Kids don’t need to be the most popular or accomplished — they need to have grit. This is Robin writing about a subject that Jennifer and I have been discussing forever, both its necessity and resounding absence in many of the children we encounter.
The current media favoured notion that our kids need grit has been bandied about in the media for months and some might find it overdone, but “grit,”or the ability to keep going in the face of adversity and failure, remains a necessary ingredient for a fully evolved life. Alphabetically speaking, “s” comes before “t” so in the spirit of novelty, encourage your children see the gris.
In most modern languages, “gris” means “grey.” Apparently it means “pig” in Swedish but since that doesn’t fit my thesis, let’s leave that definition to the linguists! Gris means grey. Grey is good. A shock, I know. We are taught by inference to be depressed by grey days, to dye grey hair, to paint brightly coloured pictures for our children and our lives. But, grey has a very different meaning on the canvass of emotional health, and it is one to be nurtured and celebrated.
Many people, children included, view the world as black or white. Black is bad — embodying traits of pessimism, fatalism, self-recrimination, guilt and futility. “I failed the math exam because I suck. I may as well just forget about being accepted into a veterinary program because you need great marks in both science and math. What’s the point in even trying now?”
Those who see mainly white are unrealistic, often lazy and dependent on others. Everything is okay — until it’s not. “Sure, my marks aren’t great now, but I’m seventeen. I want to live and have fun. I’ll get in to university when the time comes. Everything will work out.”
Yes, everything may work out but it won’t be through divine intervention. As Jennifer confirms, these kids often drift along, losing the thread of their own lives and when the reality of their situations hit, which it inevitably does, they see black and give up, make self-destructive choices or expect their parents to “fix” things.

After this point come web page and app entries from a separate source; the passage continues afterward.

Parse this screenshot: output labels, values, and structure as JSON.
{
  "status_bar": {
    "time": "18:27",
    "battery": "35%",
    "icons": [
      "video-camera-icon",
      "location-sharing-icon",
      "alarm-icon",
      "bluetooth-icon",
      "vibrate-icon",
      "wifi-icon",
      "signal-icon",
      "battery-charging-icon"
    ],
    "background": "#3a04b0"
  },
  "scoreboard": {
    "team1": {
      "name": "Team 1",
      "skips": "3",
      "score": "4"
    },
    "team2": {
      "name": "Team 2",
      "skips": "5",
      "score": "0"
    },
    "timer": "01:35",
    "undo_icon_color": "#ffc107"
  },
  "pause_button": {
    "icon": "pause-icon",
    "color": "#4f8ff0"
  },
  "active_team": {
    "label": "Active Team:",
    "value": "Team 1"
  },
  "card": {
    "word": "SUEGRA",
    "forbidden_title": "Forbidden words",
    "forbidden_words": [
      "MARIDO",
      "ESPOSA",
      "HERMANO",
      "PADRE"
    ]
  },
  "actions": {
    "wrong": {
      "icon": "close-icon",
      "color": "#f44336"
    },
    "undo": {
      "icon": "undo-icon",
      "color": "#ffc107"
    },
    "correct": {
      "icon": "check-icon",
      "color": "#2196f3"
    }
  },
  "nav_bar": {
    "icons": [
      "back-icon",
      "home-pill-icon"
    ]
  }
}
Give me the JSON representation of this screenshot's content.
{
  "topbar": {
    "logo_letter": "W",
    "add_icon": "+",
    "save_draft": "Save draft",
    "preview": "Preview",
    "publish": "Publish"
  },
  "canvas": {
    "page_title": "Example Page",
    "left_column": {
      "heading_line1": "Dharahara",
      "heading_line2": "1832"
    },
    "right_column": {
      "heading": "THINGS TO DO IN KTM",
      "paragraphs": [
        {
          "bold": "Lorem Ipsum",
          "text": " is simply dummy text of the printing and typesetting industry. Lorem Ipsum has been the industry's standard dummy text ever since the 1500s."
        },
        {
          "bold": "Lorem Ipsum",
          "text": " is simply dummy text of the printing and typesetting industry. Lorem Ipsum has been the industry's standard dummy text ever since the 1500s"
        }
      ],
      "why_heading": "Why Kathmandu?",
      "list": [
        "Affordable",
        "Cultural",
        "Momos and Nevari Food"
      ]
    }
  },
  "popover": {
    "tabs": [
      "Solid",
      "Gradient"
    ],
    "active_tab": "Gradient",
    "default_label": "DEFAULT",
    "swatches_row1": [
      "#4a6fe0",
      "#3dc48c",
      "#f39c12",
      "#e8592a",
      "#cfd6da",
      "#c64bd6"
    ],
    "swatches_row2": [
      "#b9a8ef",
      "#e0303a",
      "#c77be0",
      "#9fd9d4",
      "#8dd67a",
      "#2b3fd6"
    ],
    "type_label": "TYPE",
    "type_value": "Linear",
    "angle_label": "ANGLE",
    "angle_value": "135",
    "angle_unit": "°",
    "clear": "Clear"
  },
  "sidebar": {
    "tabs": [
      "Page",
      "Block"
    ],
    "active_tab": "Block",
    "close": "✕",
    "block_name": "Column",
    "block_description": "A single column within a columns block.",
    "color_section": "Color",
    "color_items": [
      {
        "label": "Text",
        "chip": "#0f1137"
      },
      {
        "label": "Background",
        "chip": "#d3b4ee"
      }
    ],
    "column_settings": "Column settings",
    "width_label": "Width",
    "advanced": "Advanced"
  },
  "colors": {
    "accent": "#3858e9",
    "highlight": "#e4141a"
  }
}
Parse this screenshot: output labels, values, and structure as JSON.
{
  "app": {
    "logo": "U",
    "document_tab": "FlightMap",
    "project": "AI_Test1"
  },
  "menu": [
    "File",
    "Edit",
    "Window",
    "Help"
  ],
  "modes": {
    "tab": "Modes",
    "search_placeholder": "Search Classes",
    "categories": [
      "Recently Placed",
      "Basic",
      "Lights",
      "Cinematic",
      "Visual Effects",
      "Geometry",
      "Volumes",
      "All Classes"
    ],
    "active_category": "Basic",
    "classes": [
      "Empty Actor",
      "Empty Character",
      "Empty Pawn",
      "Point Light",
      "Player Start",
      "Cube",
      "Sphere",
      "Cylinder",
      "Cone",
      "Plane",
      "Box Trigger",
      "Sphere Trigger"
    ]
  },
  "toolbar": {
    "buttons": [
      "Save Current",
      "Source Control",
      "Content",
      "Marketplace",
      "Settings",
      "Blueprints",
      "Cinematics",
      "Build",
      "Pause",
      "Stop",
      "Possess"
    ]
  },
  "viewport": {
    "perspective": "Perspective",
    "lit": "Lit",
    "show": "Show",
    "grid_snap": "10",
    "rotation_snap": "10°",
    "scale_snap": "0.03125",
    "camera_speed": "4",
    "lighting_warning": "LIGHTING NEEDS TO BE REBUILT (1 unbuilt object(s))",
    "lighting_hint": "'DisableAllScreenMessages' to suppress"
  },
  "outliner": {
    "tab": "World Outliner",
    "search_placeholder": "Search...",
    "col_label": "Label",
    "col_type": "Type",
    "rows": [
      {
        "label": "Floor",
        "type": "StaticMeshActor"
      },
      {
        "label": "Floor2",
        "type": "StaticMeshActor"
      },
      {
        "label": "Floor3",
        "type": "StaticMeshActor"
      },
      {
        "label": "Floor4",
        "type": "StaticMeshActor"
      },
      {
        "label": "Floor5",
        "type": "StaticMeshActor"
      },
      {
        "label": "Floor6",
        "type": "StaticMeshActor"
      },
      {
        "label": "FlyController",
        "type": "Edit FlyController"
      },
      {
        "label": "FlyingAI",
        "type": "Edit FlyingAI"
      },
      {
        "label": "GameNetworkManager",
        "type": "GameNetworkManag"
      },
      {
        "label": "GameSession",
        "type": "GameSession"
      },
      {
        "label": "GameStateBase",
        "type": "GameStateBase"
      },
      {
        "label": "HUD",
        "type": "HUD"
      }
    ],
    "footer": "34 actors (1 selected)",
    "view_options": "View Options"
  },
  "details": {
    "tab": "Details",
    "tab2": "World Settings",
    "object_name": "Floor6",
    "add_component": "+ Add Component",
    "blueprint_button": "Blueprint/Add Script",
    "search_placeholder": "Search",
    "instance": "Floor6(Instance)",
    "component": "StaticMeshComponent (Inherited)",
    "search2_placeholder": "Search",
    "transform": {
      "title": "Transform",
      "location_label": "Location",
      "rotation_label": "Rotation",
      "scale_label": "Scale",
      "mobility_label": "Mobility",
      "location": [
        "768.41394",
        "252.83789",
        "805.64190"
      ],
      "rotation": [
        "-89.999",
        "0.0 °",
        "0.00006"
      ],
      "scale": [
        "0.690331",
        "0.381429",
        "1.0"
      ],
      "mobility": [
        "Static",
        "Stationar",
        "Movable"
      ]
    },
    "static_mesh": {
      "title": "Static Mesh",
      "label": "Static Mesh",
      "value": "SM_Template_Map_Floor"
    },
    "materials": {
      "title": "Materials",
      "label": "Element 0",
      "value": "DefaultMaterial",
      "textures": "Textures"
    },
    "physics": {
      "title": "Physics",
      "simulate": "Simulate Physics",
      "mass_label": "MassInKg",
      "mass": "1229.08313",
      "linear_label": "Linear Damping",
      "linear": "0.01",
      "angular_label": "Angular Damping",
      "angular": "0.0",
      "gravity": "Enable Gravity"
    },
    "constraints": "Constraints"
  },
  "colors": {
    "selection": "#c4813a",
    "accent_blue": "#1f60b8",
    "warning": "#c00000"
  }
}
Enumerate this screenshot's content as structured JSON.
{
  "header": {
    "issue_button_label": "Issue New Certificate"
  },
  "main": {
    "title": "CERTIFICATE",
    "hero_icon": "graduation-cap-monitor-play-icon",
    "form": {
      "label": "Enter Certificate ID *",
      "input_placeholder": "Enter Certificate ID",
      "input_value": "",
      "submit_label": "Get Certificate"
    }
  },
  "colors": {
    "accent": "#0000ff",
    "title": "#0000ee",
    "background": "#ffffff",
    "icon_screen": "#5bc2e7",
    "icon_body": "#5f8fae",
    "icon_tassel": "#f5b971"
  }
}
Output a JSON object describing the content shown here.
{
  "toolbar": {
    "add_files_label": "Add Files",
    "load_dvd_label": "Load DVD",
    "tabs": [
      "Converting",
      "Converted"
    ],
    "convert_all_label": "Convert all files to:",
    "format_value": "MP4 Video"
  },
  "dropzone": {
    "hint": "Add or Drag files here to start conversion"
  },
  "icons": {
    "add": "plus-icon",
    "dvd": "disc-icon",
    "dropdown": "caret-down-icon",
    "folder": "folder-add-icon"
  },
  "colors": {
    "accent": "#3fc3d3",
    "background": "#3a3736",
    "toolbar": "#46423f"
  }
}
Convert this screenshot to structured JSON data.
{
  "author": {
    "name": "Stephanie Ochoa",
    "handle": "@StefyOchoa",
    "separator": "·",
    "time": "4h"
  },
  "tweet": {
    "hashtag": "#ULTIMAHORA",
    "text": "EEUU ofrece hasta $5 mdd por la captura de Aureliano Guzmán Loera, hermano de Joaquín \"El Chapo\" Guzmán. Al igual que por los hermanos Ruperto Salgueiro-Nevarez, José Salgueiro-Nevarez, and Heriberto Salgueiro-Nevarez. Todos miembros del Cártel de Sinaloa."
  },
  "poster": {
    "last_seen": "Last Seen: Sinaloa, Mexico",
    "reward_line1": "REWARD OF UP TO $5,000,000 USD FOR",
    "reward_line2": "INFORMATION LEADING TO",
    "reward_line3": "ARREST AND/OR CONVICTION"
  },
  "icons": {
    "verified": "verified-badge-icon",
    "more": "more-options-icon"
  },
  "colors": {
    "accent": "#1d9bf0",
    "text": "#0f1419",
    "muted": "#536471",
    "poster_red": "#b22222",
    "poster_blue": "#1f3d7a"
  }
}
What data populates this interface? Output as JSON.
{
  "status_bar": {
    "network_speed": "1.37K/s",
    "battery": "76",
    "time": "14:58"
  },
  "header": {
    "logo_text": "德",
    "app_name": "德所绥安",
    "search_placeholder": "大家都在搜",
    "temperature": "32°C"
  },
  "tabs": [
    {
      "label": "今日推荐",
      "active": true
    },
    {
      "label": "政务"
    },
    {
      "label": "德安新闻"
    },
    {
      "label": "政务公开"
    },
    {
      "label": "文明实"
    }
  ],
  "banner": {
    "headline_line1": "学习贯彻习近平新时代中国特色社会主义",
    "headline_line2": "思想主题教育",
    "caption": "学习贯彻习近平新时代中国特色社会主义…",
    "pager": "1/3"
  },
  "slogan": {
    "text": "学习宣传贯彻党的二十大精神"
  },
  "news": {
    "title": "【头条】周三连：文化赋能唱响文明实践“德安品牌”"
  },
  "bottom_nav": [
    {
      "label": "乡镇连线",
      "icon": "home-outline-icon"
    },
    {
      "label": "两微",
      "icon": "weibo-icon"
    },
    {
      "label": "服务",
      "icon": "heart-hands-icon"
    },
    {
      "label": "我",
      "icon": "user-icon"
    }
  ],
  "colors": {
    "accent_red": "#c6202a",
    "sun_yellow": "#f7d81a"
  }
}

Teach your kids to find the “gris.” People who appreciate grey understand that life is filled with mixtures of black and white. Hardships are slogged through and turned into challenges and then achievements. A grey child fails a test and says, “I’ll have to get extra help on this unit” or “I need to work harder next time.” Jennifer has found that “gris” kids recover faster from failed relationships, professional disappointments and even illness. Their mindsets allow for a broader, more integrated understanding of cause and effect and they see how they are personally involved in both those things. They take responsibility and therefore, feel more powerful and self-reliant.
Recently, my ten year-old advanced to the public speaking finals in his grade. He worked for hours to memorize his speech, think through his inflections and remember to enunciate, project and look at people throughout the room. When it came time for him to speak, his nerves got the best of him and because he forgot one little part of his speech at the beginning, he flew through the rest, too worried about missing another sentence to remember to speak slowly and enjoy his own humour. Needless to say, he didn’t place in the top three and though he held it together in the auditorium, because I’m his mom and because he excused himself to go to the boy’s room right after the competition ended, I could feel his overwhelming upset; he didn’t want anyone to see in case he cried.
When he emerged from the washroom, I acknowledged his disappointment (and my own!) and asked what he thought went wrong. He had already compiled a list in his head of what had tripped him up and how next year he was going to memorize his speech so well that he wouldn’t even need to bring the cue cards on the stage with him. “That will give me the confidence I need, Mom.”
I felt so proud of my little guy for trying, failing, being upset, recovering by thinking through what was needed next time and resolving to try again. The kid has his grey on, and I cannot tell him enough times how well this trait will serve him throughout his life.
When we returned to his classroom, my son’s classmates broke into wild applause; I wanted to cry and hug each and every one of them. They were clapping for his effort and for their belief in him. “You did amazing!”
“You’ll win next year.” They made the grey more colourful, if you can believe it.
I’m lucky that my son can see the “gris.” We can try to teach this quality to our children by modelling it in our own lives and discussing it with them as problems arise in theirs, but some kids are pre-disposed to the blacks and whites. These children need our full and patient attention. We should not do their colour-mixing for them, but like good art teachers, show them how many shades can be made out of two extreme opposites, and give our kids the gift of control over their own brush-strokes.